Read your text out loud. Picture books are often read aloud by parents, caregivers, educators, older siblings, the young reader themselves. Reading your own text out loud can help pinpoint problem areas. Are there places where you keep stumbling? Where your wording sounds awkward? If so, then you need to revise.
Avoid overtly pushing a “message” or “lesson.” Even if your book does have an underlying message, put reader experience first and foremost. Kids are smart and will likely be turned off if they feel they’re being lectured. Picture books are often rejected for being “overly didactic,” though it’s true that some stories are meant to teach lessons, like fables and nursery stories. Jennifer Laughran has a great post about this topic on her blog.
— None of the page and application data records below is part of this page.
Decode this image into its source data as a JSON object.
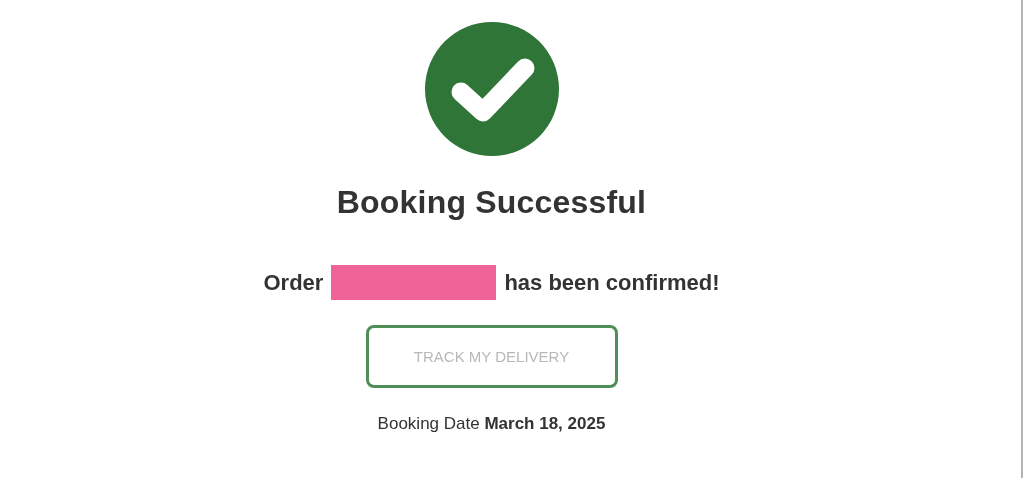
{
  "status_icon": {
    "kind": "success"
  },
  "title": "Booking Successful",
  "order_message": {
    "prefix": "Order",
    "id_redacted": true,
    "suffix": "has been confirmed!"
  },
  "button": {
    "label": "TRACK MY DELIVERY"
  },
  "booking_date": "Booking Date **March 18, 2025**"
}
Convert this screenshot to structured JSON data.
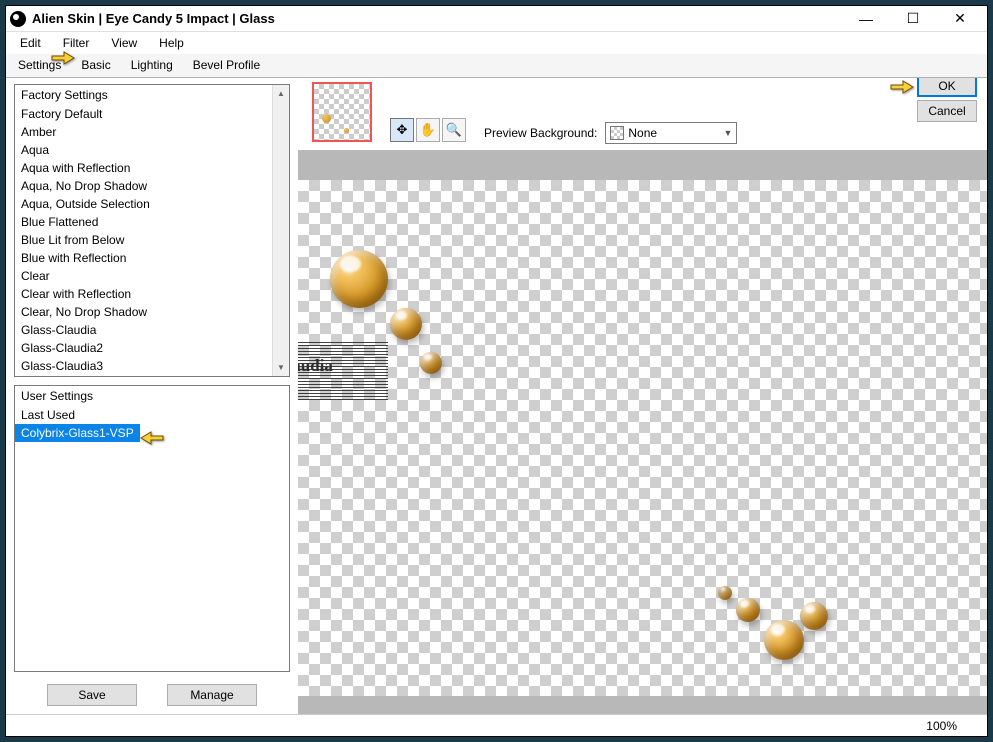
{
  "title": "Alien Skin | Eye Candy 5 Impact | Glass",
  "menu": {
    "edit": "Edit",
    "filter": "Filter",
    "view": "View",
    "help": "Help"
  },
  "tabs": {
    "settings": "Settings",
    "basic": "Basic",
    "lighting": "Lighting",
    "bevel": "Bevel Profile"
  },
  "factory": {
    "header": "Factory Settings",
    "items": [
      "Factory Default",
      "Amber",
      "Aqua",
      "Aqua with Reflection",
      "Aqua, No Drop Shadow",
      "Aqua, Outside Selection",
      "Blue Flattened",
      "Blue Lit from Below",
      "Blue with Reflection",
      "Clear",
      "Clear with Reflection",
      "Clear, No Drop Shadow",
      "Glass-Claudia",
      "Glass-Claudia2",
      "Glass-Claudia3"
    ]
  },
  "user": {
    "header": "User Settings",
    "items": [
      "Last Used",
      "Colybrix-Glass1-VSP"
    ],
    "selected": 1
  },
  "buttons": {
    "save": "Save",
    "manage": "Manage",
    "ok": "OK",
    "cancel": "Cancel"
  },
  "preview_bg": {
    "label": "Preview Background:",
    "value": "None"
  },
  "zoom": "100%",
  "watermark": "claudia",
  "win_controls": {
    "min": "—",
    "max": "☐",
    "close": "✕"
  },
  "icons": {
    "move": "✥",
    "hand": "✋",
    "zoom": "🔍"
  }
}
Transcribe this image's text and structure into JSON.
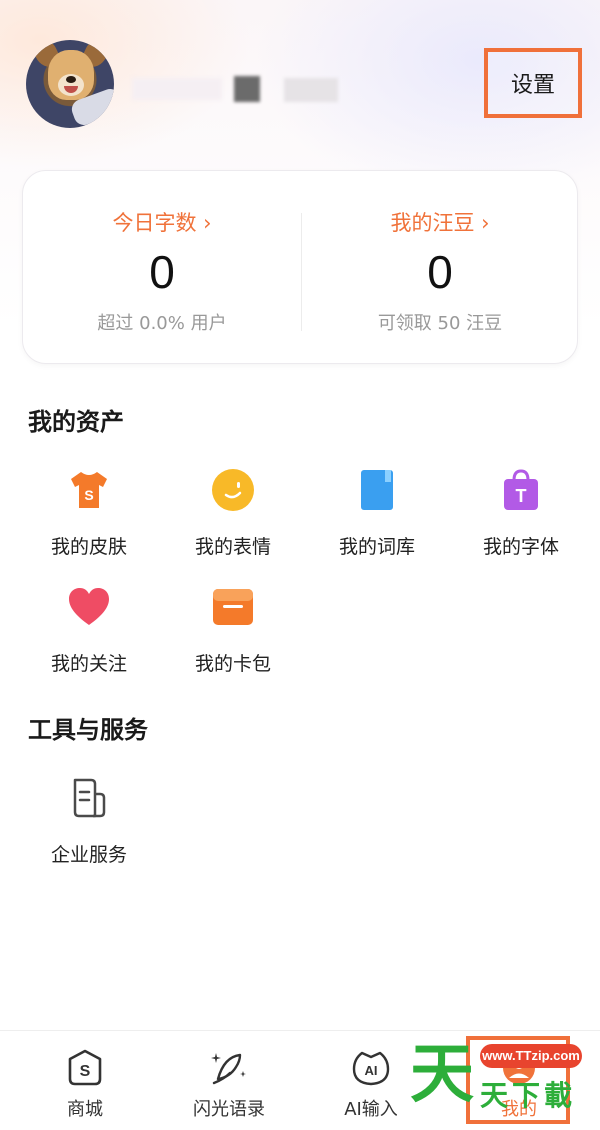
{
  "header": {
    "avatar_alt": "avatar",
    "settings_label": "设置"
  },
  "stats": {
    "left": {
      "title": "今日字数",
      "value": "0",
      "sub": "超过 0.0% 用户"
    },
    "right": {
      "title": "我的汪豆",
      "value": "0",
      "sub": "可领取 50 汪豆"
    }
  },
  "assets": {
    "title": "我的资产",
    "items": [
      {
        "label": "我的皮肤",
        "icon": "tshirt-icon",
        "color": "#f47a2a"
      },
      {
        "label": "我的表情",
        "icon": "smiley-icon",
        "color": "#f8b928"
      },
      {
        "label": "我的词库",
        "icon": "book-icon",
        "color": "#3a9ff0"
      },
      {
        "label": "我的字体",
        "icon": "shopping-bag-icon",
        "color": "#b25ae6"
      },
      {
        "label": "我的关注",
        "icon": "heart-icon",
        "color": "#ef4c64"
      },
      {
        "label": "我的卡包",
        "icon": "wallet-icon",
        "color": "#f47a2a"
      }
    ]
  },
  "tools": {
    "title": "工具与服务",
    "items": [
      {
        "label": "企业服务",
        "icon": "document-icon"
      }
    ]
  },
  "tabbar": {
    "items": [
      {
        "label": "商城",
        "icon": "store-icon"
      },
      {
        "label": "闪光语录",
        "icon": "quill-icon"
      },
      {
        "label": "AI输入",
        "icon": "ai-icon"
      },
      {
        "label": "我的",
        "icon": "profile-icon"
      }
    ],
    "active_color": "#f0723a"
  },
  "watermark": {
    "big": "天",
    "url": "www.TTzip.com",
    "text": "天下載"
  },
  "colors": {
    "accent": "#f0723a",
    "highlight_box": "#f0703a"
  }
}
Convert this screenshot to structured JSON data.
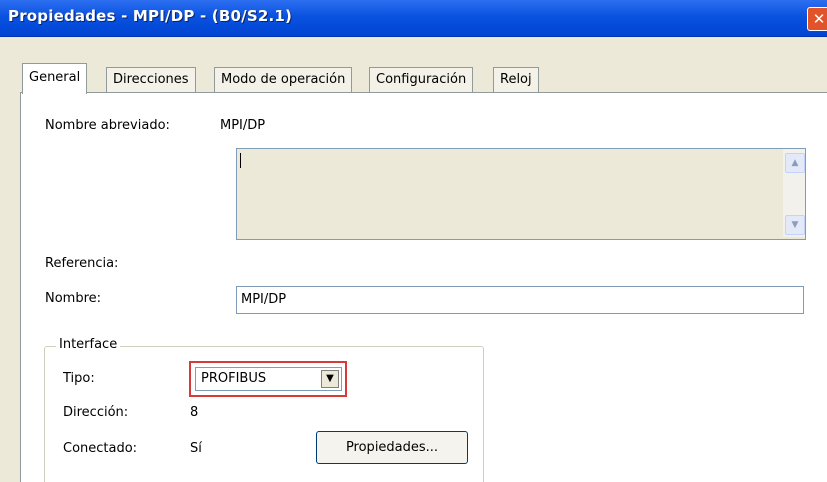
{
  "window": {
    "title": "Propiedades - MPI/DP - (B0/S2.1)",
    "close_glyph": "✕"
  },
  "tabs": [
    {
      "label": "General",
      "active": true
    },
    {
      "label": "Direcciones",
      "active": false
    },
    {
      "label": "Modo de operación",
      "active": false
    },
    {
      "label": "Configuración",
      "active": false
    },
    {
      "label": "Reloj",
      "active": false
    }
  ],
  "general": {
    "short_name_label": "Nombre abreviado:",
    "short_name_value": "MPI/DP",
    "comment_value": "",
    "scroll_up": "▲",
    "scroll_down": "▼",
    "reference_label": "Referencia:",
    "name_label": "Nombre:",
    "name_value": "MPI/DP"
  },
  "interface": {
    "legend": "Interface",
    "type_label": "Tipo:",
    "type_value": "PROFIBUS",
    "dropdown_glyph": "▼",
    "address_label": "Dirección:",
    "address_value": "8",
    "connected_label": "Conectado:",
    "connected_value": "Sí",
    "properties_button": "Propiedades..."
  },
  "colors": {
    "title_bar": "#0A52E0",
    "highlight_box": "#D83A3A",
    "dialog_bg": "#ECE9D8"
  }
}
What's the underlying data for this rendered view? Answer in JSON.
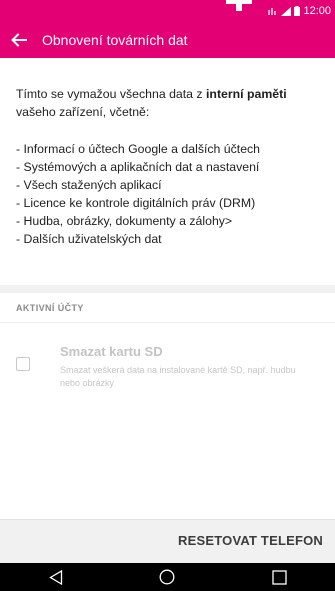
{
  "status_bar": {
    "time": "12:00",
    "icons": [
      "network-icon",
      "signal-icon",
      "battery-icon"
    ],
    "brand_color": "#e20074"
  },
  "app_bar": {
    "back_icon": "back-arrow-icon",
    "title": "Obnovení továrních dat"
  },
  "content": {
    "intro_prefix": "Tímto se vymažou všechna data z ",
    "intro_bold": "interní paměti",
    "intro_suffix": " vašeho zařízení, včetně:",
    "items": [
      "- Informací o účtech Google a dalších účtech",
      "- Systémových a aplikačních dat a nastavení",
      "- Všech stažených aplikací",
      "- Licence ke kontrole digitálních práv (DRM)",
      "- Hudba, obrázky, dokumenty a zálohy>",
      "- Dalších uživatelských dat"
    ]
  },
  "accounts_section": {
    "header": "AKTIVNÍ ÚČTY"
  },
  "sd_option": {
    "checked": false,
    "title": "Smazat kartu SD",
    "description": "Smazat veškerá data na instalované kartě SD, např. hudbu nebo obrázky"
  },
  "action": {
    "reset_label": "RESETOVAT TELEFON"
  },
  "nav_bar": {
    "icons": [
      "back-triangle-icon",
      "home-circle-icon",
      "recents-square-icon"
    ]
  }
}
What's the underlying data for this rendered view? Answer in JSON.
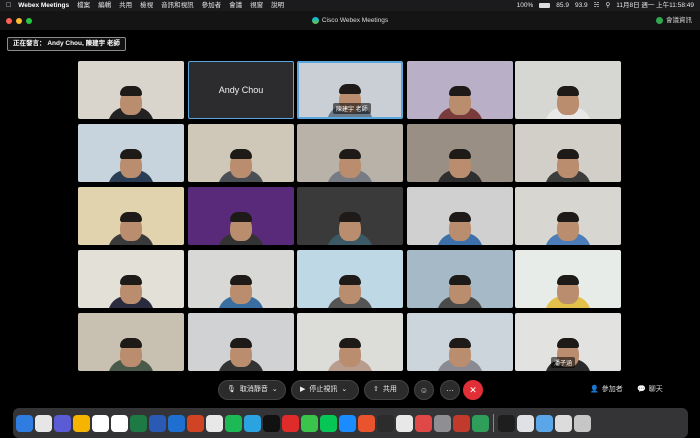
{
  "menubar": {
    "app_name": "Webex Meetings",
    "items": [
      "檔案",
      "編輯",
      "共用",
      "檢視",
      "音訊和視訊",
      "參加者",
      "會議",
      "視窗",
      "說明"
    ],
    "battery": "100%",
    "cpu": "85.9",
    "mem": "93.9",
    "clock": "11月8日 週一 上午11:58:49"
  },
  "window": {
    "title": "Cisco Webex Meetings",
    "meeting_info": "會議資訊"
  },
  "speaking": {
    "label": "正在發言：",
    "names": "Andy Chou,  陳建宇 老師"
  },
  "tiles": [
    {
      "name": "",
      "bg": "#d9d4cc",
      "shirt": "#222"
    },
    {
      "name": "Andy Chou",
      "bg": "#2c2c2e",
      "shirt": "#2c2c2e"
    },
    {
      "name": "陳建宇 老師",
      "bg": "#c9cfd4",
      "shirt": "#6b7b8c"
    },
    {
      "name": "",
      "bg": "#b9b0c8",
      "shirt": "#7a3b3b"
    },
    {
      "name": "",
      "bg": "#d6d6d2",
      "shirt": "#e8e8e8"
    },
    {
      "name": "",
      "bg": "#c7d4dd",
      "shirt": "#2a3d55"
    },
    {
      "name": "",
      "bg": "#cfc7b8",
      "shirt": "#4a4f55"
    },
    {
      "name": "",
      "bg": "#b8b2a8",
      "shirt": "#777c84"
    },
    {
      "name": "",
      "bg": "#9a8f84",
      "shirt": "#2e2e2e"
    },
    {
      "name": "",
      "bg": "#d2cfc9",
      "shirt": "#3c3c3c"
    },
    {
      "name": "",
      "bg": "#e0d3ae",
      "shirt": "#3a3a3a"
    },
    {
      "name": "",
      "bg": "#5a2a7a",
      "shirt": "#333"
    },
    {
      "name": "",
      "bg": "#3a3a3a",
      "shirt": "#3b5a66"
    },
    {
      "name": "",
      "bg": "#cfd0cf",
      "shirt": "#3d6fa8"
    },
    {
      "name": "",
      "bg": "#d8d6d1",
      "shirt": "#4d7db8"
    },
    {
      "name": "",
      "bg": "#e3e0d8",
      "shirt": "#2b2b40"
    },
    {
      "name": "",
      "bg": "#d8d9d6",
      "shirt": "#3a6ea1"
    },
    {
      "name": "",
      "bg": "#bfd8e6",
      "shirt": "#555"
    },
    {
      "name": "",
      "bg": "#a6b9c6",
      "shirt": "#4a4a4a"
    },
    {
      "name": "",
      "bg": "#e8ece8",
      "shirt": "#e3c04a"
    },
    {
      "name": "",
      "bg": "#c8c0b0",
      "shirt": "#4a5a4a"
    },
    {
      "name": "",
      "bg": "#d0d2d4",
      "shirt": "#333"
    },
    {
      "name": "",
      "bg": "#dcdcd8",
      "shirt": "#b89c8e"
    },
    {
      "name": "",
      "bg": "#cdd5dc",
      "shirt": "#8a8a92"
    },
    {
      "name": "潘子涵",
      "bg": "#e2e2e0",
      "shirt": "#2a2a2a"
    }
  ],
  "controls": {
    "mute": "取消靜音",
    "video": "停止視訊",
    "share": "共用",
    "participants": "參加者",
    "chat": "聊天"
  },
  "dock": [
    {
      "icon": "finder-icon",
      "c": "#2f7de1"
    },
    {
      "icon": "safari-icon",
      "c": "#e6e6e6"
    },
    {
      "icon": "launchpad-icon",
      "c": "#5b5bd6"
    },
    {
      "icon": "photos-icon",
      "c": "#f4b400"
    },
    {
      "icon": "calendar-icon",
      "c": "#ffffff"
    },
    {
      "icon": "notes-icon",
      "c": "#ffffff"
    },
    {
      "icon": "excel-icon",
      "c": "#1d7a44"
    },
    {
      "icon": "word-icon",
      "c": "#2b5ab5"
    },
    {
      "icon": "outlook-icon",
      "c": "#1f6fd1"
    },
    {
      "icon": "powerpoint-icon",
      "c": "#d04423"
    },
    {
      "icon": "chrome-icon",
      "c": "#e8e8e8"
    },
    {
      "icon": "spotify-icon",
      "c": "#1db954"
    },
    {
      "icon": "telegram-icon",
      "c": "#2aa3e0"
    },
    {
      "icon": "netflix-icon",
      "c": "#111"
    },
    {
      "icon": "youtube-icon",
      "c": "#e02b2b"
    },
    {
      "icon": "messages-icon",
      "c": "#3bc44b"
    },
    {
      "icon": "line-icon",
      "c": "#06c755"
    },
    {
      "icon": "appstore-icon",
      "c": "#1a8cff"
    },
    {
      "icon": "git-icon",
      "c": "#e9532d"
    },
    {
      "icon": "terminal-icon",
      "c": "#2c2c2c"
    },
    {
      "icon": "fox-icon",
      "c": "#e8e8e8"
    },
    {
      "icon": "arrow-icon",
      "c": "#e04848"
    },
    {
      "icon": "settings-icon",
      "c": "#8e8e93"
    },
    {
      "icon": "media-icon",
      "c": "#c23a2c"
    },
    {
      "icon": "leaf-icon",
      "c": "#2f9e5a"
    },
    {
      "icon": "webex-icon",
      "c": "#1e1e1e"
    },
    {
      "icon": "keyboard-icon",
      "c": "#dfe1e4"
    },
    {
      "icon": "downloads-icon",
      "c": "#5aa6e8"
    },
    {
      "icon": "screenshot-icon",
      "c": "#dcdcdc"
    },
    {
      "icon": "trash-icon",
      "c": "#c6c6c6"
    }
  ]
}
If you are writing a picture book manuscript and are not an illustrator, you do NOT need to find an illustrator before you send out your query. Most publishing houses prefer to find an illustrator themselves. There are many factors that go into this decision. Just a few: Is the illustrator’s style a good match for the text? Is the illustrator’s background a good match? Often an experienced and/or higher profile illustrator will be chosen for a debut picture book writer, because the illustrator’s name will help the book get more attention.
If you are an illustrator hoping to get work as a children’s book illustrator, you need to show agents, editors and art directors that you understand picture books and picture book illustration. In your portfolio, show that you are able to draw a character consistently through a sequence of several images. Have the character doing things, not just staring at the “camera” and smiling. Have the character interacting with other characters. Show different emotions, not just happy. Show that you can draw backgrounds. Show that you can draw children, not just adults. Show that you can draw a scene from different perspectives, not just from ground level. Vary lighting and mood. Make it easy for people to find your contact info.
Some other useful resources:
SCBWI’s The Book: The Essential Guide To Publishing For Children (updated regularly)
Cynthia Leitich Smith’s Creating Books For Kids and Teens (updated regularly)
Josh Funk’s Guide To Writing Picture Books: Includes special advice about RHYMING text.
Harold Underdown’s The Purple Crayon resource about writing, illustrating, and publishing children’s books